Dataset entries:

- - -

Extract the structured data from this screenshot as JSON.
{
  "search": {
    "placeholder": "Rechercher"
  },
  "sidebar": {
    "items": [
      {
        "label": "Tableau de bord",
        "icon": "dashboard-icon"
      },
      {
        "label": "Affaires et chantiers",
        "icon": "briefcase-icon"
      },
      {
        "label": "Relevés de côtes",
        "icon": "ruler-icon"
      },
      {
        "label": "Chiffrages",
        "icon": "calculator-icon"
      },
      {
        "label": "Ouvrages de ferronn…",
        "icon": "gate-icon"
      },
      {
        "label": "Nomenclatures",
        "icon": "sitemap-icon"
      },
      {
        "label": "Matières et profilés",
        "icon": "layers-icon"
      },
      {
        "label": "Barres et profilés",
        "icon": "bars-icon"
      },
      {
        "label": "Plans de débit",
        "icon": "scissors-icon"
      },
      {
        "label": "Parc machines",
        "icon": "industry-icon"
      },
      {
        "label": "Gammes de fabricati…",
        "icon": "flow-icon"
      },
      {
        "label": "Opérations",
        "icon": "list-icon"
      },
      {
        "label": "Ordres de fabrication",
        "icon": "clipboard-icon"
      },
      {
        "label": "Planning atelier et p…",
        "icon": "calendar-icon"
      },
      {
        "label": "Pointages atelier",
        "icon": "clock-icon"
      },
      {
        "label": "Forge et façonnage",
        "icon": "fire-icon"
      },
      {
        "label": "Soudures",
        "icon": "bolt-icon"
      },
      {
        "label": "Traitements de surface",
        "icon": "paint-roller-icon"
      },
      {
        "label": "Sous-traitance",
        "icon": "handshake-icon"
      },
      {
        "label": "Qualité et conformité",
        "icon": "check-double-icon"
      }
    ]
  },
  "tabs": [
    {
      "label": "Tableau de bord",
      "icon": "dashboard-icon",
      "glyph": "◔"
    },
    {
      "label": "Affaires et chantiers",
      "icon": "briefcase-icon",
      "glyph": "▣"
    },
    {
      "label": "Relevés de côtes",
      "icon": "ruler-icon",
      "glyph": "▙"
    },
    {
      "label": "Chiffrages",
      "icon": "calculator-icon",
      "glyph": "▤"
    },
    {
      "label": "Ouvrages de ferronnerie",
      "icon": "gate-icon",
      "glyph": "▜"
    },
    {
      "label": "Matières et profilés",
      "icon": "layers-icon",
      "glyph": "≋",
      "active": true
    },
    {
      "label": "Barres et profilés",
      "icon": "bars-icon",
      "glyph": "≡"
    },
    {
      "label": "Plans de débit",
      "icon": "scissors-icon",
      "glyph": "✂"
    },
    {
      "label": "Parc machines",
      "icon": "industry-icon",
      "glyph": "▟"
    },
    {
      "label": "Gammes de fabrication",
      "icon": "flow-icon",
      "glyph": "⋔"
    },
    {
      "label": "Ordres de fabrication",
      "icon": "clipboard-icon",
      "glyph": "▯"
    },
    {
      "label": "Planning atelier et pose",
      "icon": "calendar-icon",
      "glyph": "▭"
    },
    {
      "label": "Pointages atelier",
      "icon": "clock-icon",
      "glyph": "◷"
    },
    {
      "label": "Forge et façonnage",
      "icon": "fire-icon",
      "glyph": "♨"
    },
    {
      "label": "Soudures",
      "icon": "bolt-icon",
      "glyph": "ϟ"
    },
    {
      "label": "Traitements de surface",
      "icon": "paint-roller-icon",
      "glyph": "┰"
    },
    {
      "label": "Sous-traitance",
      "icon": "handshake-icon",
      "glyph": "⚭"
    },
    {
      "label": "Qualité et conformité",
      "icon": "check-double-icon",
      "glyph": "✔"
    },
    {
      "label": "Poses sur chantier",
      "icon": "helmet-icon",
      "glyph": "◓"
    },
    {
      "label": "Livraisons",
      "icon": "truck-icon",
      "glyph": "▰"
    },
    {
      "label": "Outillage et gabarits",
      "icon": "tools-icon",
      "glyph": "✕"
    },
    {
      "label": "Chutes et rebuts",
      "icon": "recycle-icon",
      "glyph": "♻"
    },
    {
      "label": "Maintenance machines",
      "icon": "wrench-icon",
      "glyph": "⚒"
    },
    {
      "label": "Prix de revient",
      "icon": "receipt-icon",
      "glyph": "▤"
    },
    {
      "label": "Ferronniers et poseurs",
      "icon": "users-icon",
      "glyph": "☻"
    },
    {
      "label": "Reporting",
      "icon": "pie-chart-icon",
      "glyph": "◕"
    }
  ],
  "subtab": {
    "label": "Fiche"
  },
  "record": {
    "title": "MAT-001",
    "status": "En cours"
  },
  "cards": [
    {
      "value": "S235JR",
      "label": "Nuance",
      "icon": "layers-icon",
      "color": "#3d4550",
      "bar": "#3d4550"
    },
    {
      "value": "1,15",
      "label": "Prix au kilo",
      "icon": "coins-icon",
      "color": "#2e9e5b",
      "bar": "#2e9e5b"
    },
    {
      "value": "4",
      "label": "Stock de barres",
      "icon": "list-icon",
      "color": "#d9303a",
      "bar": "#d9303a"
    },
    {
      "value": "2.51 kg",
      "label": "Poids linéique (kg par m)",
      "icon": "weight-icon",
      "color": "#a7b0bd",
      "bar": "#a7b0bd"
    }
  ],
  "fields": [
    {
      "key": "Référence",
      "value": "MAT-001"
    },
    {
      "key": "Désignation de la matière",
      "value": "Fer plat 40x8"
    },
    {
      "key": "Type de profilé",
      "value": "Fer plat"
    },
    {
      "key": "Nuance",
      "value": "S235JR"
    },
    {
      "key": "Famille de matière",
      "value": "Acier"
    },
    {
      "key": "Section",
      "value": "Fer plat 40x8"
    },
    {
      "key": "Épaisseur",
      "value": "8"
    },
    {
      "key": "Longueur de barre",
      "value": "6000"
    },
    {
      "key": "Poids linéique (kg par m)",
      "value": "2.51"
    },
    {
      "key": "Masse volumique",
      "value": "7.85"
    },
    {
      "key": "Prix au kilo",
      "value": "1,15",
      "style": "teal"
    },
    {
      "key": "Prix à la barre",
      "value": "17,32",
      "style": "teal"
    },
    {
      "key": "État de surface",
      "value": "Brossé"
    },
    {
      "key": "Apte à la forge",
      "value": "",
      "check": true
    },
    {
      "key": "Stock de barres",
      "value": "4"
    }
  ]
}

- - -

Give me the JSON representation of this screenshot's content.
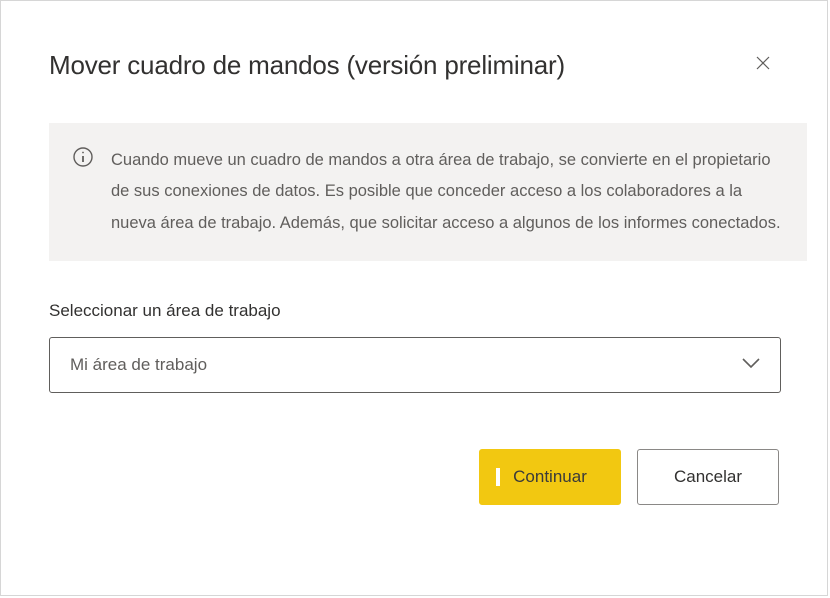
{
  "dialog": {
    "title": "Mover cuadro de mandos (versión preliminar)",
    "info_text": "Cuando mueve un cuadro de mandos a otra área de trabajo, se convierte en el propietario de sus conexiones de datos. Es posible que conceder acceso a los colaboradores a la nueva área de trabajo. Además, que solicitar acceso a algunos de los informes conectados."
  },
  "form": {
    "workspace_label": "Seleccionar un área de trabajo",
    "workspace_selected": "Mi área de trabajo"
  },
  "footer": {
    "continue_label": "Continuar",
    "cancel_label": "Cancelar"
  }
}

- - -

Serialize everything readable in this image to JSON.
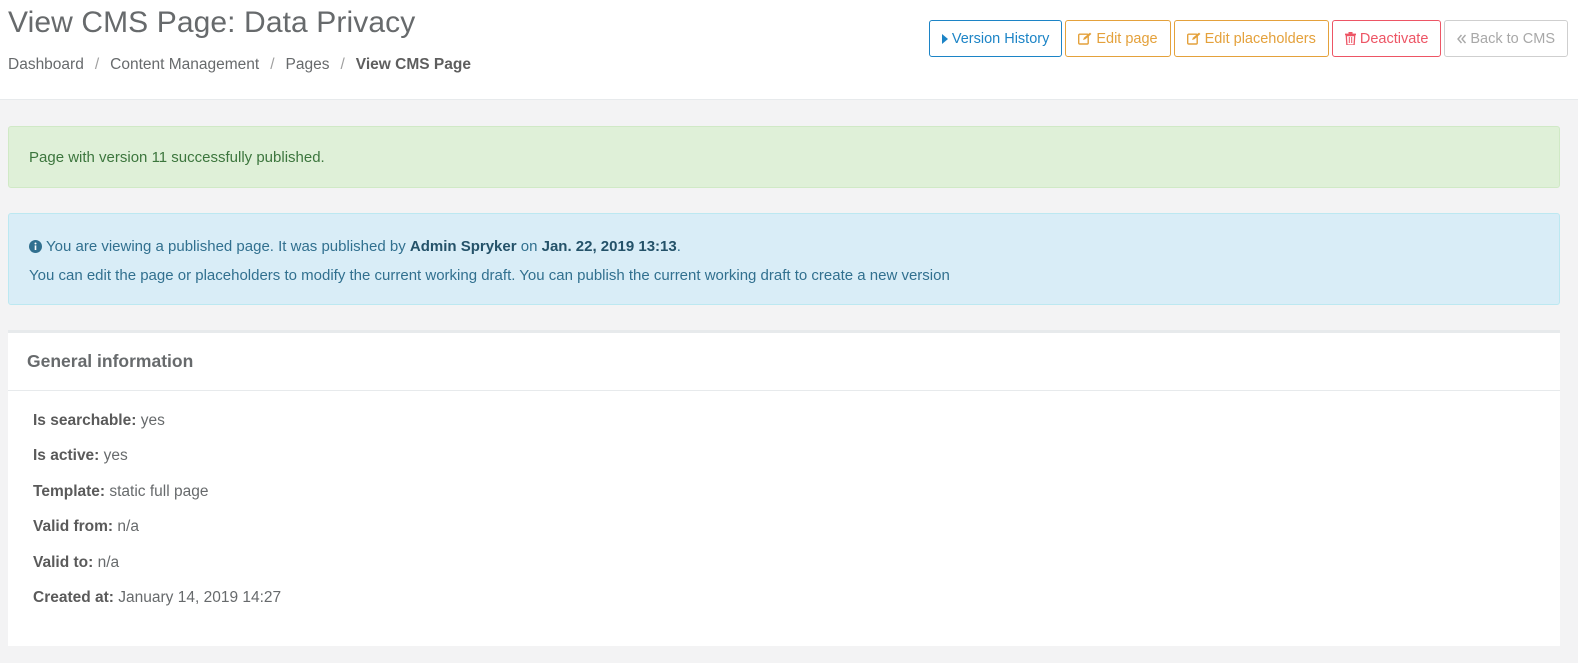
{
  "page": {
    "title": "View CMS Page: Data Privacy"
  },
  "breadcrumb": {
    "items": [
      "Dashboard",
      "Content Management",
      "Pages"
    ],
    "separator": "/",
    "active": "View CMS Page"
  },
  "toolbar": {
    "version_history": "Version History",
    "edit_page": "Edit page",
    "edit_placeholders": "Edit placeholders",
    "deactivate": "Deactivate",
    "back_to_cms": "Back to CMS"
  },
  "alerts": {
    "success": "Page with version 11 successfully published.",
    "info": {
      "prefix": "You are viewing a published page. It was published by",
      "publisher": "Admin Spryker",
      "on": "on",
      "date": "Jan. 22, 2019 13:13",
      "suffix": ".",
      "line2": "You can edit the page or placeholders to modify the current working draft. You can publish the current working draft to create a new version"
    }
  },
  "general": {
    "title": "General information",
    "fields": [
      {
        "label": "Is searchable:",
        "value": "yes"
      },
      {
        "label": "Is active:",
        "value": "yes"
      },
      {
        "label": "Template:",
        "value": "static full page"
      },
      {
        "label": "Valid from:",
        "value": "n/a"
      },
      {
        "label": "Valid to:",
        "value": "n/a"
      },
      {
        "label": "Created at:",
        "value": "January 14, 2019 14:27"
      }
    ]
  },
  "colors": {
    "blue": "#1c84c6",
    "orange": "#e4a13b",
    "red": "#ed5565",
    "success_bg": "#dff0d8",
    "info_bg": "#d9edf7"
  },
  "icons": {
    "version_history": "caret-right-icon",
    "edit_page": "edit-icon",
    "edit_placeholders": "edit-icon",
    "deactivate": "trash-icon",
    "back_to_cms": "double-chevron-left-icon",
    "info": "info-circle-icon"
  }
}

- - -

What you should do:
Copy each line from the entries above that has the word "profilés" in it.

Task output:
        "label": "Matières et profilés",
        "label": "Barres et profilés",
      "label": "Matières et profilés",
      "label": "Barres et profilés",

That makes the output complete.